The Senate Whitewater Committee ended its work Tuesday bitterly divided. Democrats concluded President Clinton and Hillary Rodham Clinton engaged in no wrongdoing, while majority Republicans launched a scathing attack on the first lady and several presidential aides.
"The American people deserve to know, and now can take comfort in knowing, that this yearlong investigation shows no misconduct or abuse of power by their president or first lady," the Democrats wrote in a dissenting report."The venom with which the majority focuses its attack on Hillary Rodham Clinton is surprising, even in the context of the investigation," the Democrats added.
Republicans took a sharply different view. Their report con-cludes that the first lady had a "powerful motive" to hide her law-firm billing records outlining her work a decade ago as a private lawyer for the failed Arkansas savings and loan at the center of the White-water investigation.
"History will judge these hearings as a revealing insight into the workings of an American presidency that misused its power, circumvented the limits on its authority and attempted to manipulate the truth," Committee chairman Alfonse D'Amato, R-N.Y., said.The Republicans suggested Hillary Clinton may have wanted to conceal her knowledge of a fraudulent land development south of Little Rock, Ark., called Castle Grande. As evidence, it cited a last-minute sworn statement by former S&L executive Don Denton, who alleged last week she "summarily dismissed" his warning in 1986 that a Castle Grande loan transaction might be improper.
"The billing records and the evidence . . . indicate that Mrs. Clinton either had knowledge of or consciously avoided the fact that the Castle Grande transactions potentially violated bank regulations," the GOP wrote.
"That knowledge provides a powerful motive to protect the billing records from careful scrutiny by investigators."
The billing records were not turned over to investigators until early this year, two years after they were first subpoenaed.

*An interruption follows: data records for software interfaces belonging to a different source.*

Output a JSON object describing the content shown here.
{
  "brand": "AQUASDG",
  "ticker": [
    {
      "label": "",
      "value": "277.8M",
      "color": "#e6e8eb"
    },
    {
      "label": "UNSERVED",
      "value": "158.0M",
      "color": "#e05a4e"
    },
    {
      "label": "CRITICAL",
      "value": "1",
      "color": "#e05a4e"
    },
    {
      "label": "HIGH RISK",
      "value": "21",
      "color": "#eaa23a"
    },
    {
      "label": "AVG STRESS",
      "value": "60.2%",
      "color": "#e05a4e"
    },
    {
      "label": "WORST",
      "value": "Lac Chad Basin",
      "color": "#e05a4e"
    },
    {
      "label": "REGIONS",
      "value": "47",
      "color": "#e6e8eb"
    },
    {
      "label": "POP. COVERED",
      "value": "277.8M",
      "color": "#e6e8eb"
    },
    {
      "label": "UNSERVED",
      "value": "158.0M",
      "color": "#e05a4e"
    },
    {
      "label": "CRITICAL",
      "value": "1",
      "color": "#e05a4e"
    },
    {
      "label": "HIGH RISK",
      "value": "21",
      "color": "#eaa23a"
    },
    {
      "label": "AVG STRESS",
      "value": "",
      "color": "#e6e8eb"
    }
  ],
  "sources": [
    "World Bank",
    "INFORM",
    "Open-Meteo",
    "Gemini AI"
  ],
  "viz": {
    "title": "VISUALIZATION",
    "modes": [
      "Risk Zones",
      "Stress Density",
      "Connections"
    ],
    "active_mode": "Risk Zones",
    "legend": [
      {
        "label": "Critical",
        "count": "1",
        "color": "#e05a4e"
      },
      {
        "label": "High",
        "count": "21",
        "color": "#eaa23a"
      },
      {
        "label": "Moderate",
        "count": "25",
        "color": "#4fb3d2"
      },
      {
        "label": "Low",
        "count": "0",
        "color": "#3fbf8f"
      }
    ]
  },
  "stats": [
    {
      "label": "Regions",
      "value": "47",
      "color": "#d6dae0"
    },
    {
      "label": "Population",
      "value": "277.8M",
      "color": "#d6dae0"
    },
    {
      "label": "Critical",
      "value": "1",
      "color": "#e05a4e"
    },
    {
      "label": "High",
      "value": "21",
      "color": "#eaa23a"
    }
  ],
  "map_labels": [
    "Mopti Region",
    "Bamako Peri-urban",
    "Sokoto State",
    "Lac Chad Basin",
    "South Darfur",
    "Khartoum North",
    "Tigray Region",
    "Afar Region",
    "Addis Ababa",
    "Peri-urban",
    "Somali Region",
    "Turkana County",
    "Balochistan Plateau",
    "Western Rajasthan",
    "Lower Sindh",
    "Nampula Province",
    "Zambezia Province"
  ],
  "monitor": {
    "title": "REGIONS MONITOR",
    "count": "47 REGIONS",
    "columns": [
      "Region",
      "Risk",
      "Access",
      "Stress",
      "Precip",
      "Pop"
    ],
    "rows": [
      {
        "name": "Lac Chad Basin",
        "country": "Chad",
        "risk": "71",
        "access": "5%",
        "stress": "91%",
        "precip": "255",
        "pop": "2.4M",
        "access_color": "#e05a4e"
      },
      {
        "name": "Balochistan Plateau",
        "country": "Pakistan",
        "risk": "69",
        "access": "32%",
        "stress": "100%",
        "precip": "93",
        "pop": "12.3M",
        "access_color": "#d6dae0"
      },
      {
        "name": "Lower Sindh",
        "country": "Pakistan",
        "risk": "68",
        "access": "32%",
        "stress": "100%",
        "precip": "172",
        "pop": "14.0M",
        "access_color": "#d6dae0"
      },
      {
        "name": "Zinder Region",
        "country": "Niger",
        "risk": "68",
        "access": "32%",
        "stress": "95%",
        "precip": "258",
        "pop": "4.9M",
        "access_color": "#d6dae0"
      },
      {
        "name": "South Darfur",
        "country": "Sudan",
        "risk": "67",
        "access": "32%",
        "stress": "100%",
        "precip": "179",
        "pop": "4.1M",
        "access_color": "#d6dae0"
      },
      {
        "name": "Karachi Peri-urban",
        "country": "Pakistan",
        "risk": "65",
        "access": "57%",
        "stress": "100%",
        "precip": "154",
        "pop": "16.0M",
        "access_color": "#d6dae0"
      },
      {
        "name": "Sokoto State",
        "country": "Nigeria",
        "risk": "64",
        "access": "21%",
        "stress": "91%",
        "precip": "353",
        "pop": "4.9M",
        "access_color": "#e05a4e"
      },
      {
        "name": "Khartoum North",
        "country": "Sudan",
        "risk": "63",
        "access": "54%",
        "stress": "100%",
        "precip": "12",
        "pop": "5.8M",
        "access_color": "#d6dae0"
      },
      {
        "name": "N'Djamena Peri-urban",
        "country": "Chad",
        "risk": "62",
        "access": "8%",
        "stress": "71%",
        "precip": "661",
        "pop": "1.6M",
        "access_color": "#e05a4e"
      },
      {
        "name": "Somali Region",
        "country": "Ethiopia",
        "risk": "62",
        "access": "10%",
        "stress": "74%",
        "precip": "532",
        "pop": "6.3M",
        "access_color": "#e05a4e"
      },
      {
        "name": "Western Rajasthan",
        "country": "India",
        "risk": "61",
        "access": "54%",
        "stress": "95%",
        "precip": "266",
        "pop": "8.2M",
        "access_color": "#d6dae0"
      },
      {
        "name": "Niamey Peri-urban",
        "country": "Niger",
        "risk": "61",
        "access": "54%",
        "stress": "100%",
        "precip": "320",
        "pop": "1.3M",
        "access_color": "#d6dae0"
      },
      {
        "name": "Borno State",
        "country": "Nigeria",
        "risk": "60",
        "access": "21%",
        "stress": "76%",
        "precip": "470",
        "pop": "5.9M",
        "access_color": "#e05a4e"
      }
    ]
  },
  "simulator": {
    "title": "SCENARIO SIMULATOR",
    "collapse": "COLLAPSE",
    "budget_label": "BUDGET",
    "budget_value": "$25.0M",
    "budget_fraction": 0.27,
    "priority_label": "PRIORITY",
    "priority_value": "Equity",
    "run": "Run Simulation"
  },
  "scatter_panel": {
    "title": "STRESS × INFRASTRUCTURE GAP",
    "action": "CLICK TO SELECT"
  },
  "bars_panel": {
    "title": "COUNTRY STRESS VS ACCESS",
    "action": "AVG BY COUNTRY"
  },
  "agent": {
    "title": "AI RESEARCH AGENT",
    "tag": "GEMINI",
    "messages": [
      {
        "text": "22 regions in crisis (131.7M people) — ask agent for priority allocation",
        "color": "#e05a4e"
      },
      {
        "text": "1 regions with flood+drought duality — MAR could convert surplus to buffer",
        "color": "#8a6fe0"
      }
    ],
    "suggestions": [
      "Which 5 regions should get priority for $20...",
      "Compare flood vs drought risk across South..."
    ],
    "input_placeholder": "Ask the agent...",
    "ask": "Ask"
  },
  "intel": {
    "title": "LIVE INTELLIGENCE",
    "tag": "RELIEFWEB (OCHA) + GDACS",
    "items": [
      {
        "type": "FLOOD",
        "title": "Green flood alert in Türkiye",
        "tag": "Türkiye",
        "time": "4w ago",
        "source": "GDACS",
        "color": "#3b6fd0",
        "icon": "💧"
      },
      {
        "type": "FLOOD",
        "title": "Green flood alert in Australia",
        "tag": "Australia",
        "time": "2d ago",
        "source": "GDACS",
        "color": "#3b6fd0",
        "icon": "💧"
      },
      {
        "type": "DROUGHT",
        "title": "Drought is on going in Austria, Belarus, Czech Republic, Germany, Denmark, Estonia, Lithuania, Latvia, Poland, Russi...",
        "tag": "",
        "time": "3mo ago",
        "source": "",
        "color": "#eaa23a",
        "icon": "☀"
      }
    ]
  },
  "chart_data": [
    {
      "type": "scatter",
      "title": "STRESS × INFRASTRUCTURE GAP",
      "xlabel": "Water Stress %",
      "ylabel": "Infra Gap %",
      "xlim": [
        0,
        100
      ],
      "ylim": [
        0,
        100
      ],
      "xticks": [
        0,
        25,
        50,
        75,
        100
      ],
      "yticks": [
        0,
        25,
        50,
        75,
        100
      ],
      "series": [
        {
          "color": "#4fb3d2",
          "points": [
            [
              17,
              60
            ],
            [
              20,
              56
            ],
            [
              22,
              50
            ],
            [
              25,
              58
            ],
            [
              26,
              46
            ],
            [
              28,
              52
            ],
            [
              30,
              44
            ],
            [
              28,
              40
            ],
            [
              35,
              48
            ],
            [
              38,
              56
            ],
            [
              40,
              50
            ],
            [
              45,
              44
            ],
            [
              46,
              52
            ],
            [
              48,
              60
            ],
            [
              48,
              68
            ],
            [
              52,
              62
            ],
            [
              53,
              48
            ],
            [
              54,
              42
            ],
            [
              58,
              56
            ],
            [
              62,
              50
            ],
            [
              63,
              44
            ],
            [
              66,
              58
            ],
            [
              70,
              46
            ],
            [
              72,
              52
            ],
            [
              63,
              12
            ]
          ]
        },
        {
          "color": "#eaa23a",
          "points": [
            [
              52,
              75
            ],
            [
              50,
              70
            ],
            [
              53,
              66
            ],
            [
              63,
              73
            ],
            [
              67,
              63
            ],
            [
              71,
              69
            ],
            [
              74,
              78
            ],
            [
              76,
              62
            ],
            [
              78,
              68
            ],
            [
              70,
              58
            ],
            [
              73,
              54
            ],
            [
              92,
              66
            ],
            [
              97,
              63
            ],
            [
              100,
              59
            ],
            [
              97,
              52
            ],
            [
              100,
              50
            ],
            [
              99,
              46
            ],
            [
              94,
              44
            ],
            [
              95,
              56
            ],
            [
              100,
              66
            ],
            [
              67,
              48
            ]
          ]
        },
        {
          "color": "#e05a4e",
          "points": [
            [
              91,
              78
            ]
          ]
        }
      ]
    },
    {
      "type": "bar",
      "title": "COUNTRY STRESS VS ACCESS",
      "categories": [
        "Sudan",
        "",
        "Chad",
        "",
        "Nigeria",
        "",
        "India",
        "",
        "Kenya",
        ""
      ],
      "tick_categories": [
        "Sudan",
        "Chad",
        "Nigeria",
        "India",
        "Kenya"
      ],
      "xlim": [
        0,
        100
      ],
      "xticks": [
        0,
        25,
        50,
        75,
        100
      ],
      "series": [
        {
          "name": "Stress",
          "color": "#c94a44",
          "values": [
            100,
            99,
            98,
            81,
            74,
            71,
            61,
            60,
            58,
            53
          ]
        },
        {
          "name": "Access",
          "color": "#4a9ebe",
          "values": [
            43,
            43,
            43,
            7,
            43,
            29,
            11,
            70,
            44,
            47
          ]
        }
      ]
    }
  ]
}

The White House said an aide to the first lady found them on a table in plain view in the White House living quarters.
The GOP report noted Hillary Clinton "had ordered the destruction of other documents relating" to her work for the S&L. "The billing records were the only documentary evidence available which reflected the true extent of Mrs. Clinton's role with respect to the fraudulent scheme."
The first lady has said she recalls very little about Castle Grande. Her lawyer, however, suggested that Denton made up the story.
The White House dismissed the GOP conclusions Tuesday as nothing new. Press secretary Mike McCurry praised Democrats for a "powerful document that puts into context what the committee has done at great expense to taxpayers for no other reason than to do political damage to the president."
But Senate Majority Leader Trent Lott said the Republican report detailed "a pattern of attempted concealment at the very minimum" by the White House.
The Democratic report accused Republicans of stretching the evidence to smear Hillary Clinton.
"No attempt is made to place into perspective the relative importance to the American people of whether Mrs. Clinton has a specific recollection today of every memorandum, phone call and detail of every case she handled in her private law practice in Little Rock over a decade ago," the Democrats wrote.
The two sides also sharply disagreed about the accuracy of several presidential aides testimony.
The Republicans said there was inaccurate and incomplete testimony by three individuals - ex-White House counsel Bernard Nuss-baum, Hillary Clinton's chief of staff Margaret Williams and the first lady's confidante Susan Thomases.
The GOP report said the three concealed the first lady's role in the handling of documents in the late Vincent Foster's office following his July 1993 death. At the time, Foster had sensitive documents about both Whitewater and the purge of the White House travel office.
The committee said it would refer the matter to Whitewater prosecutor Kenneth Starr.
The Republicans said they also did not believe then-Associate Attorney General Webster Hubbell's testimony about a conversation he had with the first lady during visit to the White House on July 27 after Foster's funeral.
Democrats dismissed the allegations of a coverup as a "blatantly political game of tag." They noted Williams had passed two lie detector tests corroborating her testimony that she did not remove documents from Foster's office on the night of his death.
The Democrats accused their GOP counterparts of making "irresponsible claims of possible obstruction of justice that simply ignore the testimony of law enforcement officials."